# What to produce
Using the records below, filter out every line that lacks "Media" and copy the rest.

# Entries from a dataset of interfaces
BEGIN

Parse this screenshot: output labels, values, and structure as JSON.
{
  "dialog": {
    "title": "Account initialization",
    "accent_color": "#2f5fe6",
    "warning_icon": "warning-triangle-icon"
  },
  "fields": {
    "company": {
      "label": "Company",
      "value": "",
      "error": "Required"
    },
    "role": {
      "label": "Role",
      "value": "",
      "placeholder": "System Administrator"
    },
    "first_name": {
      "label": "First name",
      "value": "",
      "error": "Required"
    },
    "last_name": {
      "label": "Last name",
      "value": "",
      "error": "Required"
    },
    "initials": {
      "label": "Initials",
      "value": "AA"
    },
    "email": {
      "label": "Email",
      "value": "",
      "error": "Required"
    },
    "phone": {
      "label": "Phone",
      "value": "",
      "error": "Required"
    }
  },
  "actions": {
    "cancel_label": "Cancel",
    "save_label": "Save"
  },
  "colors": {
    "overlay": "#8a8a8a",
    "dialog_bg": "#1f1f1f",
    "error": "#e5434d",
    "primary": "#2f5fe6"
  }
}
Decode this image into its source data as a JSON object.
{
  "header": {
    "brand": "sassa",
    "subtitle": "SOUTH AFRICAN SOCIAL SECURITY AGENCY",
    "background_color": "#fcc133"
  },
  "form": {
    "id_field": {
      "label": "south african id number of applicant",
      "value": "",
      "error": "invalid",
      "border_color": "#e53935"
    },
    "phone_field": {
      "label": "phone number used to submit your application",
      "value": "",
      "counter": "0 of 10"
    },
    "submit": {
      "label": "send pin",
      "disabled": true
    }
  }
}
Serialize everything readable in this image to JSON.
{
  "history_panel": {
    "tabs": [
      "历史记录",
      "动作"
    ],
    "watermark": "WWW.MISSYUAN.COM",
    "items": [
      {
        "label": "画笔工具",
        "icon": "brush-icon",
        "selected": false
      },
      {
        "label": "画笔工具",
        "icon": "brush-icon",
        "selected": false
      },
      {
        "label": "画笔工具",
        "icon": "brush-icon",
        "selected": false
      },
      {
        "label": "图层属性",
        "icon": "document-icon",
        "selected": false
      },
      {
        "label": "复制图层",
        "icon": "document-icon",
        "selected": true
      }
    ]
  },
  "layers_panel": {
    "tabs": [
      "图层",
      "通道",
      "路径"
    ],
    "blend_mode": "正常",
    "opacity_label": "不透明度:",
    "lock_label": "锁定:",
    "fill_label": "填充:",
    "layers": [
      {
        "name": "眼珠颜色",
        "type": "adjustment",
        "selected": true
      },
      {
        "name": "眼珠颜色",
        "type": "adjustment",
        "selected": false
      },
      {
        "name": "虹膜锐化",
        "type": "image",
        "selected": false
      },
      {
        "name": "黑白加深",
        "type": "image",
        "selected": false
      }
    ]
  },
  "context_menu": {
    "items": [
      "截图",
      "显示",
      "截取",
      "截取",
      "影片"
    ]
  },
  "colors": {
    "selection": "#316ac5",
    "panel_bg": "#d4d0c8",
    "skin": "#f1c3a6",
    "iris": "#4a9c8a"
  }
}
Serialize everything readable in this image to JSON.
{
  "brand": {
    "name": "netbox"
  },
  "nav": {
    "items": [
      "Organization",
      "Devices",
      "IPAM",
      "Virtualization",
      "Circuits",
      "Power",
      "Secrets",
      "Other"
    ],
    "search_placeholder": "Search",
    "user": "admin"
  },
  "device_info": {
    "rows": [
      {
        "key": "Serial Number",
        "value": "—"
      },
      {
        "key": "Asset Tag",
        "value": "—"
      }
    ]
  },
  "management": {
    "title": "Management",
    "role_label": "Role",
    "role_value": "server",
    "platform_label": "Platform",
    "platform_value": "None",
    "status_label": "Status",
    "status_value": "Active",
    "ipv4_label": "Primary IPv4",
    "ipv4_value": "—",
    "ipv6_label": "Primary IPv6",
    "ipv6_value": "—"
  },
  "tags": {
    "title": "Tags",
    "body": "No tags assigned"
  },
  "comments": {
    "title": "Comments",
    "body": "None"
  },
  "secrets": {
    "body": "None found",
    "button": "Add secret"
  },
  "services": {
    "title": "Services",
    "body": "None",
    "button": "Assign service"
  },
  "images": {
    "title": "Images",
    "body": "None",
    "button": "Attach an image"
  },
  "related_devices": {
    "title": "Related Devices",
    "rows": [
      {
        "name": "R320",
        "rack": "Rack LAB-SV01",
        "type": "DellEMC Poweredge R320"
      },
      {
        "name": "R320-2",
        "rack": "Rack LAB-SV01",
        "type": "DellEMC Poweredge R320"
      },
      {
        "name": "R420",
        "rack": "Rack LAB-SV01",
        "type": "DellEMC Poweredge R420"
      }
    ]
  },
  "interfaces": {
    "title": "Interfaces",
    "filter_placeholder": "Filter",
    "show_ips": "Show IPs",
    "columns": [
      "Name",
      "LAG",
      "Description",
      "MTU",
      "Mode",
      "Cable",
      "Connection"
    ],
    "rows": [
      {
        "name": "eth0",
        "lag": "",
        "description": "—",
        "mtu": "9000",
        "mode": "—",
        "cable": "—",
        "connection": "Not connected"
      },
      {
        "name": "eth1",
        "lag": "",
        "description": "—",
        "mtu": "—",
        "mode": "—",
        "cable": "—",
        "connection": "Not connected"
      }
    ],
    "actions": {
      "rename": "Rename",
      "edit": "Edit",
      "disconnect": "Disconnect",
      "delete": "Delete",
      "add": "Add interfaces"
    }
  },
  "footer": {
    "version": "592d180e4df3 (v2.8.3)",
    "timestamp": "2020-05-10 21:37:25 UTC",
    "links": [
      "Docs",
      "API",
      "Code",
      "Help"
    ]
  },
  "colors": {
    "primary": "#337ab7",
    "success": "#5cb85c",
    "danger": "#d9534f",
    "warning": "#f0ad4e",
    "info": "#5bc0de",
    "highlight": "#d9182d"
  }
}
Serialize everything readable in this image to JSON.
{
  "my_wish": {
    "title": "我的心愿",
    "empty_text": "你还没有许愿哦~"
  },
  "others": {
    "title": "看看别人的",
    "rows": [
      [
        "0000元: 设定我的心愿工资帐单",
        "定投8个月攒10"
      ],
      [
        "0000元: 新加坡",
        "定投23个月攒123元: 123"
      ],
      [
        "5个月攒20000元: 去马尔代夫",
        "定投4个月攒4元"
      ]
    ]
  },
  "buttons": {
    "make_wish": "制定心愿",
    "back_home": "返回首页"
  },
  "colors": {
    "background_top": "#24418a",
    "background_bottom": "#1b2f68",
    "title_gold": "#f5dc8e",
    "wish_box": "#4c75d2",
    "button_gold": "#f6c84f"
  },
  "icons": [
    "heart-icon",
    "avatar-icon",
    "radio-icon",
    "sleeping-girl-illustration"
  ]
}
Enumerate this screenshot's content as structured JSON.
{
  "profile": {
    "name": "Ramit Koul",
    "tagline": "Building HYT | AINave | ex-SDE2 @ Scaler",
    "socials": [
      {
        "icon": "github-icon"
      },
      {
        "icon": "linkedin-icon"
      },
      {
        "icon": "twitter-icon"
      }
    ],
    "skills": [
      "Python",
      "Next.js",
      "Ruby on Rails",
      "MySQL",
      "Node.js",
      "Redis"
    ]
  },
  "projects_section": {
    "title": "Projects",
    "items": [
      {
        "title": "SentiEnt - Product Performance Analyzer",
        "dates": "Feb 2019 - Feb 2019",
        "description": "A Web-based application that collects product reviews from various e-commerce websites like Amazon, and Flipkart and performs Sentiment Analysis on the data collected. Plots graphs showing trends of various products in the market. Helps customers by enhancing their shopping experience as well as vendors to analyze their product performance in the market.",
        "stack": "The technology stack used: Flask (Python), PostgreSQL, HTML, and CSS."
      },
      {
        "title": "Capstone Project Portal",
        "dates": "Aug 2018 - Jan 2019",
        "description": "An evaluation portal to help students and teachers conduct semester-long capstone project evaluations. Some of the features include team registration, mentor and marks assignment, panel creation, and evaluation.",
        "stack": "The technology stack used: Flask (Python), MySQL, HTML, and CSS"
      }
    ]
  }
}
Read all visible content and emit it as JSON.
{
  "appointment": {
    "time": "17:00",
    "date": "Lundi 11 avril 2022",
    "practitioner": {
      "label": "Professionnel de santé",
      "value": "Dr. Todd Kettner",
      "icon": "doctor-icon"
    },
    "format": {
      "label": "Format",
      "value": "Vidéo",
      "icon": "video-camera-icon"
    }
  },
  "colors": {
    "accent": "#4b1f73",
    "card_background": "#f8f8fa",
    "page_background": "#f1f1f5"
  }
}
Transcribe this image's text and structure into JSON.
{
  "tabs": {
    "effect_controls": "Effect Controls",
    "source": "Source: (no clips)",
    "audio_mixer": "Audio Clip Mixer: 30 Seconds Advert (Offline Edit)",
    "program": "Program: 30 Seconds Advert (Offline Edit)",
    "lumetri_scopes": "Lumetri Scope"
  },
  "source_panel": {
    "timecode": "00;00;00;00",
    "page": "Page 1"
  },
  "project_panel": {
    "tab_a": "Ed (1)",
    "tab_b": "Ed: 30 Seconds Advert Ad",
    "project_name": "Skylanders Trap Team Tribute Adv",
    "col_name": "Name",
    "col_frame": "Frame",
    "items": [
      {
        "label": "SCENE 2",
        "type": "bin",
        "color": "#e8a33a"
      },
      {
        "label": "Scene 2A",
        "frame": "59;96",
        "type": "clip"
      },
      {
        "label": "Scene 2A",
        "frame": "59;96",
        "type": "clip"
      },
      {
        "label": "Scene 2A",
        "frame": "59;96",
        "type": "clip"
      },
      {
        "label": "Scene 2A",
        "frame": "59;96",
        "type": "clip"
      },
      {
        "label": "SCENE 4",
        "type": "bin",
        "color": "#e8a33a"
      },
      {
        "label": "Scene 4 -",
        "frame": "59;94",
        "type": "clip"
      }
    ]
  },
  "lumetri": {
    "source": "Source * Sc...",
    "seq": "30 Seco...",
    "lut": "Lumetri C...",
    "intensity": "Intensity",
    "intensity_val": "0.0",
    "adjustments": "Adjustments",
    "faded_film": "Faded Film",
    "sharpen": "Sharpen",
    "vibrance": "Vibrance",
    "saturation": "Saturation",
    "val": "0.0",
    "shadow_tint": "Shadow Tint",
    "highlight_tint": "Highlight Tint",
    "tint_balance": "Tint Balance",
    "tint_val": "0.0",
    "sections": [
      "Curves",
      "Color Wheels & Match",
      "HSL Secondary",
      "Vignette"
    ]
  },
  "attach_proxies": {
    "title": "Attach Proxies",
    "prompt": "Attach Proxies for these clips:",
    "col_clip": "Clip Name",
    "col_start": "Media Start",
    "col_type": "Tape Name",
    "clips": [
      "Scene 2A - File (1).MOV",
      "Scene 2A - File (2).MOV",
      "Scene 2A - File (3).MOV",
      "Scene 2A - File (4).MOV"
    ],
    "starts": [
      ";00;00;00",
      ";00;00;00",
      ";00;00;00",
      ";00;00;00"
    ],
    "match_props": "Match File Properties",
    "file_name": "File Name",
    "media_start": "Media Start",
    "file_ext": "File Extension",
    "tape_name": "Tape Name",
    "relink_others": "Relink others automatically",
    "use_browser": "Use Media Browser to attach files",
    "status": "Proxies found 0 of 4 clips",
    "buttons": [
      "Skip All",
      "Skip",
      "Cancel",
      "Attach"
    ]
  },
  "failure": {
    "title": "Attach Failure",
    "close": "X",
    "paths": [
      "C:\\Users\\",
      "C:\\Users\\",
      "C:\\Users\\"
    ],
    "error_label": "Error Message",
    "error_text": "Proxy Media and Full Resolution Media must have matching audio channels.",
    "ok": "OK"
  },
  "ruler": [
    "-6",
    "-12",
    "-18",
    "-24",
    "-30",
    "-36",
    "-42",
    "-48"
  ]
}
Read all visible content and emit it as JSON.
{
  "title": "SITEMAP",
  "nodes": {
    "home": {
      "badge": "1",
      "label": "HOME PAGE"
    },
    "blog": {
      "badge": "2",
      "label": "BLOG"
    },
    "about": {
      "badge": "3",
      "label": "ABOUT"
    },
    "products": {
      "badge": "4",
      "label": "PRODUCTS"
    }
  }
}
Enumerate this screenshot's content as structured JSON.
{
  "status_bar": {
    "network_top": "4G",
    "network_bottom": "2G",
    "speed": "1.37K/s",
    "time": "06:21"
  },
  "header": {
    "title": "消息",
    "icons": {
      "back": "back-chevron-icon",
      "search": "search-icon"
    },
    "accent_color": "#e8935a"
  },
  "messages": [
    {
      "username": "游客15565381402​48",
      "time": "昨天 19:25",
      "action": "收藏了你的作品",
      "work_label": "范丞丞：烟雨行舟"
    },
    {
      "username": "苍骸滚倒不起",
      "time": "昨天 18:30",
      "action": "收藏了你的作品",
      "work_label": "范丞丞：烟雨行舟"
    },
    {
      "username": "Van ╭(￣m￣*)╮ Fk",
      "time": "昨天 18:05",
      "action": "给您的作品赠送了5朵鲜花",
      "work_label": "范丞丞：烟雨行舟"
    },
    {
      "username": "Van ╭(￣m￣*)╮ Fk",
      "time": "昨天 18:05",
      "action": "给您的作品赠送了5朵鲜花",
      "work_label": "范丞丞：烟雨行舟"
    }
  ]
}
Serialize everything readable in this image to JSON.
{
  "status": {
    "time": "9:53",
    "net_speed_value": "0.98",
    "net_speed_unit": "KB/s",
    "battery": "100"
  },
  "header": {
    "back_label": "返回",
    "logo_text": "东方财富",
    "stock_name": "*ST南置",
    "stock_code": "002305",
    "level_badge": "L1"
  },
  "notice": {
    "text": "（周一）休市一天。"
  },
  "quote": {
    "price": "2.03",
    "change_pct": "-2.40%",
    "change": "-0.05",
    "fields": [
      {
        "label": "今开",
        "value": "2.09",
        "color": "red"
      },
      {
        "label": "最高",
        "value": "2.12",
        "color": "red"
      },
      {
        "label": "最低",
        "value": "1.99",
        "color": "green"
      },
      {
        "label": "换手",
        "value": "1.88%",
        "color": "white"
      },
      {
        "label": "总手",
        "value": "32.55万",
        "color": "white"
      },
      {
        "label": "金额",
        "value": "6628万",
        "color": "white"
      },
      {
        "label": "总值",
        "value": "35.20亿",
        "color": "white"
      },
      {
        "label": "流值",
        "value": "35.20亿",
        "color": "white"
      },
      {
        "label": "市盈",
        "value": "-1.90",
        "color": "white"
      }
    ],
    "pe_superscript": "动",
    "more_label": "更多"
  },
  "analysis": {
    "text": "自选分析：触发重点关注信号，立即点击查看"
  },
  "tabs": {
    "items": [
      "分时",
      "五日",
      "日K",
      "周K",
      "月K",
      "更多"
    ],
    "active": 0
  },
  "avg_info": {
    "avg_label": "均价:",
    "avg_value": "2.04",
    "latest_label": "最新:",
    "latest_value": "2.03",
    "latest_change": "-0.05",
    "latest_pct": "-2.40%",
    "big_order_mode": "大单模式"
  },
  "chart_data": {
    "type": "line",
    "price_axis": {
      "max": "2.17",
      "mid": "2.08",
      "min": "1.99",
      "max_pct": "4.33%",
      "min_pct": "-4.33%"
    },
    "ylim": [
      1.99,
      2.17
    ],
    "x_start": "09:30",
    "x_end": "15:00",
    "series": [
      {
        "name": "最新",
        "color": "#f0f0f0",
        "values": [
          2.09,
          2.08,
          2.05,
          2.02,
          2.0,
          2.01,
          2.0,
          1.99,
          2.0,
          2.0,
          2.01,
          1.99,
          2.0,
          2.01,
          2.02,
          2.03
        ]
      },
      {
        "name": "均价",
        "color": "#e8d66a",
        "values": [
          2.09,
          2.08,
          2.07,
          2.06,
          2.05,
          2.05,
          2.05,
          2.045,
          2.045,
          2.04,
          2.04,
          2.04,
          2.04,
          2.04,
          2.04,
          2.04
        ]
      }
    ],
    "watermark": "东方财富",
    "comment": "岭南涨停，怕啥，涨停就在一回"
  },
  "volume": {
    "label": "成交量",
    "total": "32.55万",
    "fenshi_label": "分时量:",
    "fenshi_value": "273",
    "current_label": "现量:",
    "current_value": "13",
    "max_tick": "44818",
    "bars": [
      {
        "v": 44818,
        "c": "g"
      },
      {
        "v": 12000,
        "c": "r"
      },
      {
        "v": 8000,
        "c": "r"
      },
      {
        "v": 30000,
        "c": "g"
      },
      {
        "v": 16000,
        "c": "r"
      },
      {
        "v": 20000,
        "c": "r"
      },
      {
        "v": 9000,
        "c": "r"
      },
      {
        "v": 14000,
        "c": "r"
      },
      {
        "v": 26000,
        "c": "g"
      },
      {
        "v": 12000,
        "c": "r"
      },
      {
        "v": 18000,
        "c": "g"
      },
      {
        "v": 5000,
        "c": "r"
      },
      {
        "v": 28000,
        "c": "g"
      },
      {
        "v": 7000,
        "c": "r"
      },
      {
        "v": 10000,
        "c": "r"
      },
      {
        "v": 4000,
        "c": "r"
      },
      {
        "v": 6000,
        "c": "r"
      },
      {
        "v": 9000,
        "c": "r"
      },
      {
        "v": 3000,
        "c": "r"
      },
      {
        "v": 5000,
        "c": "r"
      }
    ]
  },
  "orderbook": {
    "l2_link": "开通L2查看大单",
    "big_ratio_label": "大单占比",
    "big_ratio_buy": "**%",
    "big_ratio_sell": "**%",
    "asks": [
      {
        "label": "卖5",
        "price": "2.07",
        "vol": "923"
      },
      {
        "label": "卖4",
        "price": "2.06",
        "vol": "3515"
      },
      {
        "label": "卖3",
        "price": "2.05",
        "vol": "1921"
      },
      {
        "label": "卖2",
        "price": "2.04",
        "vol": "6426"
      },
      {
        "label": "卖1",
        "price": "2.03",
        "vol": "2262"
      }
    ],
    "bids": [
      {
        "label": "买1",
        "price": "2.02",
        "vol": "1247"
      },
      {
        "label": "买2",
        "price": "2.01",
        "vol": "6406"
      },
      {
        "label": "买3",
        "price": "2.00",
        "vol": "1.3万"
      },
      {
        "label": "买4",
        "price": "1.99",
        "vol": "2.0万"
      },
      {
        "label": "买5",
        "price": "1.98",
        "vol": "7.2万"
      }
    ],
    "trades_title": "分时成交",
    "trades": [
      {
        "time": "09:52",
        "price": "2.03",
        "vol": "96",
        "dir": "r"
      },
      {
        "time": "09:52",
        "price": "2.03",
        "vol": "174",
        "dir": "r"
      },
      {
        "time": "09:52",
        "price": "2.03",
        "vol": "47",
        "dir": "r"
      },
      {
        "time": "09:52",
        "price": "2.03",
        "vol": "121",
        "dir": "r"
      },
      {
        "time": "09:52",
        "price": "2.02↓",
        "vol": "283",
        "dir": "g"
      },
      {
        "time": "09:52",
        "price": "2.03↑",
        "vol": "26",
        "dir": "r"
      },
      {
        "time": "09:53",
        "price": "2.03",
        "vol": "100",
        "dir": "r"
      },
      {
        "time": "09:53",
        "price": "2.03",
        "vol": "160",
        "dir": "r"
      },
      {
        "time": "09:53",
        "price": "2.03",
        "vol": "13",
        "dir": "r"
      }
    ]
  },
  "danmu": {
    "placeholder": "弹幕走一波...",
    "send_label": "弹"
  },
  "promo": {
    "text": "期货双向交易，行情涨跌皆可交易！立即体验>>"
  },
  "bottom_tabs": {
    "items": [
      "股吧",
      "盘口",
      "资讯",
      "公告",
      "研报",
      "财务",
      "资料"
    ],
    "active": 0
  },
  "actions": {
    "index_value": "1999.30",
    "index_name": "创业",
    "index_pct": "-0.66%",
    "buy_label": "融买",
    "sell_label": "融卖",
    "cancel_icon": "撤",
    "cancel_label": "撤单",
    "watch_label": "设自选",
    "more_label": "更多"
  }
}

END

# Expected answer
    "col_start": "Media Start",
    "media_start": "Media Start",
    "use_browser": "Use Media Browser to attach files",
    "error_text": "Proxy Media and Full Resolution Media must have matching audio channels.",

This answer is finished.